◆ Entries from a dataset of interfaces ◆
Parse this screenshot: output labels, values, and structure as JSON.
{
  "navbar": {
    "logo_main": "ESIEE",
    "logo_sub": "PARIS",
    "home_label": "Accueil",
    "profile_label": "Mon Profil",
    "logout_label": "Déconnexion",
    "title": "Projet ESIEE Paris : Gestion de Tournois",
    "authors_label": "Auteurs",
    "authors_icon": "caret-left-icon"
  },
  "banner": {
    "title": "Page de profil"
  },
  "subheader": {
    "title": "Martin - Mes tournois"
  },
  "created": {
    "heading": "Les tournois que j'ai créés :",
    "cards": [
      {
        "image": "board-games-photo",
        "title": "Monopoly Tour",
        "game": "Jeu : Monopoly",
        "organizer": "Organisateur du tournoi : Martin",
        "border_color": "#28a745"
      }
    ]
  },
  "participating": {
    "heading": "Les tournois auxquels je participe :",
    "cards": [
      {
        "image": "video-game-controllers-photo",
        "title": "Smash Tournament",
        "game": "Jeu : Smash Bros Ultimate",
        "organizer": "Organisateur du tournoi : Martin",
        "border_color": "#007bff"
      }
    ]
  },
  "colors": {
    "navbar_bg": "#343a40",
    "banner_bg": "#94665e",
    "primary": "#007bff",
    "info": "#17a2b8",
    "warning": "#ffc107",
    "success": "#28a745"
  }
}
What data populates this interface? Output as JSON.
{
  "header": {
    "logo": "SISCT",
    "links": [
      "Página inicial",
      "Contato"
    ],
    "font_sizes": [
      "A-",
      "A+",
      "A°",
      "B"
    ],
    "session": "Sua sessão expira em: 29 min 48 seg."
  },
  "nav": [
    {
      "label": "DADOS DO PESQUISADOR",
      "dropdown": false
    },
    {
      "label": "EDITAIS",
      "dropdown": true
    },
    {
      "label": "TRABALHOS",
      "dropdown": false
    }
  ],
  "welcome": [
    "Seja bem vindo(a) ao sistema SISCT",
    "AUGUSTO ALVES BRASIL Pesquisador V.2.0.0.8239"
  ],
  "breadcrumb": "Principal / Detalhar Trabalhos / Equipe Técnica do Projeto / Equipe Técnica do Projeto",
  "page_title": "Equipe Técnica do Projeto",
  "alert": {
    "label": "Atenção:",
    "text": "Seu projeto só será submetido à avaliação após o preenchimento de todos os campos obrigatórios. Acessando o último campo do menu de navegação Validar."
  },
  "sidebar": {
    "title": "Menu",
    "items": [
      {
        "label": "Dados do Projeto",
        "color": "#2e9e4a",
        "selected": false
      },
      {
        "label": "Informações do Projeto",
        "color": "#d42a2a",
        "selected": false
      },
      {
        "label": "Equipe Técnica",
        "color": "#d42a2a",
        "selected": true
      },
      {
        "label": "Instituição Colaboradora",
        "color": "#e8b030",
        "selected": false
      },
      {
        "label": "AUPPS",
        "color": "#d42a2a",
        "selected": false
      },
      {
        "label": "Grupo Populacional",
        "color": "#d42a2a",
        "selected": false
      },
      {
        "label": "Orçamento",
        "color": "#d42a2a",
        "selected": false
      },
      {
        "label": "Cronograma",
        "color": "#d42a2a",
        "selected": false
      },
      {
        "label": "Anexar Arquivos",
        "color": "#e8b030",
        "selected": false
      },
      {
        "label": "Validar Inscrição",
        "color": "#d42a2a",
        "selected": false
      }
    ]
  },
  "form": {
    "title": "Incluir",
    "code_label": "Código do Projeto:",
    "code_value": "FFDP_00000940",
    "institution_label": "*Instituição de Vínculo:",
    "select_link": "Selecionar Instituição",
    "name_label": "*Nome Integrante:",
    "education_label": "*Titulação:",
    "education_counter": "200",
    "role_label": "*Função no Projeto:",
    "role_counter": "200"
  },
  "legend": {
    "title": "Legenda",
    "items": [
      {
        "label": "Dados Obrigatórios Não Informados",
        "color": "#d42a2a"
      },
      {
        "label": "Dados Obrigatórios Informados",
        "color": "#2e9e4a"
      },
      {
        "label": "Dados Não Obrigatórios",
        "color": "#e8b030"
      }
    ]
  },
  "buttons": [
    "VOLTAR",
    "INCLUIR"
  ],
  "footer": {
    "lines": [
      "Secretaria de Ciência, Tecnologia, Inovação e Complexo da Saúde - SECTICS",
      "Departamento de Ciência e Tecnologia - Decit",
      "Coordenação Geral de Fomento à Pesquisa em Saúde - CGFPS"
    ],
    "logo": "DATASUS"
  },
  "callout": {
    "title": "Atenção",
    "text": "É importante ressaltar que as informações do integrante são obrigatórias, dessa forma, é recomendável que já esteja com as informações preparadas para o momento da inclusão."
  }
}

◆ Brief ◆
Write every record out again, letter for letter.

◆ Reply to the exercise ◆
Parse this screenshot: output labels, values, and structure as JSON.
{
  "navbar": {
    "logo_main": "ESIEE",
    "logo_sub": "PARIS",
    "home_label": "Accueil",
    "profile_label": "Mon Profil",
    "logout_label": "Déconnexion",
    "title": "Projet ESIEE Paris : Gestion de Tournois",
    "authors_label": "Auteurs",
    "authors_icon": "caret-left-icon"
  },
  "banner": {
    "title": "Page de profil"
  },
  "subheader": {
    "title": "Martin - Mes tournois"
  },
  "created": {
    "heading": "Les tournois que j'ai créés :",
    "cards": [
      {
        "image": "board-games-photo",
        "title": "Monopoly Tour",
        "game": "Jeu : Monopoly",
        "organizer": "Organisateur du tournoi : Martin",
        "border_color": "#28a745"
      }
    ]
  },
  "participating": {
    "heading": "Les tournois auxquels je participe :",
    "cards": [
      {
        "image": "video-game-controllers-photo",
        "title": "Smash Tournament",
        "game": "Jeu : Smash Bros Ultimate",
        "organizer": "Organisateur du tournoi : Martin",
        "border_color": "#007bff"
      }
    ]
  },
  "colors": {
    "navbar_bg": "#343a40",
    "banner_bg": "#94665e",
    "primary": "#007bff",
    "info": "#17a2b8",
    "warning": "#ffc107",
    "success": "#28a745"
  }
}
What data populates this interface? Output as JSON.
{
  "header": {
    "logo": "SISCT",
    "links": [
      "Página inicial",
      "Contato"
    ],
    "font_sizes": [
      "A-",
      "A+",
      "A°",
      "B"
    ],
    "session": "Sua sessão expira em: 29 min 48 seg."
  },
  "nav": [
    {
      "label": "DADOS DO PESQUISADOR",
      "dropdown": false
    },
    {
      "label": "EDITAIS",
      "dropdown": true
    },
    {
      "label": "TRABALHOS",
      "dropdown": false
    }
  ],
  "welcome": [
    "Seja bem vindo(a) ao sistema SISCT",
    "AUGUSTO ALVES BRASIL Pesquisador V.2.0.0.8239"
  ],
  "breadcrumb": "Principal / Detalhar Trabalhos / Equipe Técnica do Projeto / Equipe Técnica do Projeto",
  "page_title": "Equipe Técnica do Projeto",
  "alert": {
    "label": "Atenção:",
    "text": "Seu projeto só será submetido à avaliação após o preenchimento de todos os campos obrigatórios. Acessando o último campo do menu de navegação Validar."
  },
  "sidebar": {
    "title": "Menu",
    "items": [
      {
        "label": "Dados do Projeto",
        "color": "#2e9e4a",
        "selected": false
      },
      {
        "label": "Informações do Projeto",
        "color": "#d42a2a",
        "selected": false
      },
      {
        "label": "Equipe Técnica",
        "color": "#d42a2a",
        "selected": true
      },
      {
        "label": "Instituição Colaboradora",
        "color": "#e8b030",
        "selected": false
      },
      {
        "label": "AUPPS",
        "color": "#d42a2a",
        "selected": false
      },
      {
        "label": "Grupo Populacional",
        "color": "#d42a2a",
        "selected": false
      },
      {
        "label": "Orçamento",
        "color": "#d42a2a",
        "selected": false
      },
      {
        "label": "Cronograma",
        "color": "#d42a2a",
        "selected": false
      },
      {
        "label": "Anexar Arquivos",
        "color": "#e8b030",
        "selected": false
      },
      {
        "label": "Validar Inscrição",
        "color": "#d42a2a",
        "selected": false
      }
    ]
  },
  "form": {
    "title": "Incluir",
    "code_label": "Código do Projeto:",
    "code_value": "FFDP_00000940",
    "institution_label": "*Instituição de Vínculo:",
    "select_link": "Selecionar Instituição",
    "name_label": "*Nome Integrante:",
    "education_label": "*Titulação:",
    "education_counter": "200",
    "role_label": "*Função no Projeto:",
    "role_counter": "200"
  },
  "legend": {
    "title": "Legenda",
    "items": [
      {
        "label": "Dados Obrigatórios Não Informados",
        "color": "#d42a2a"
      },
      {
        "label": "Dados Obrigatórios Informados",
        "color": "#2e9e4a"
      },
      {
        "label": "Dados Não Obrigatórios",
        "color": "#e8b030"
      }
    ]
  },
  "buttons": [
    "VOLTAR",
    "INCLUIR"
  ],
  "footer": {
    "lines": [
      "Secretaria de Ciência, Tecnologia, Inovação e Complexo da Saúde - SECTICS",
      "Departamento de Ciência e Tecnologia - Decit",
      "Coordenação Geral de Fomento à Pesquisa em Saúde - CGFPS"
    ],
    "logo": "DATASUS"
  },
  "callout": {
    "title": "Atenção",
    "text": "É importante ressaltar que as informações do integrante são obrigatórias, dessa forma, é recomendável que já esteja com as informações preparadas para o momento da inclusão."
  }
}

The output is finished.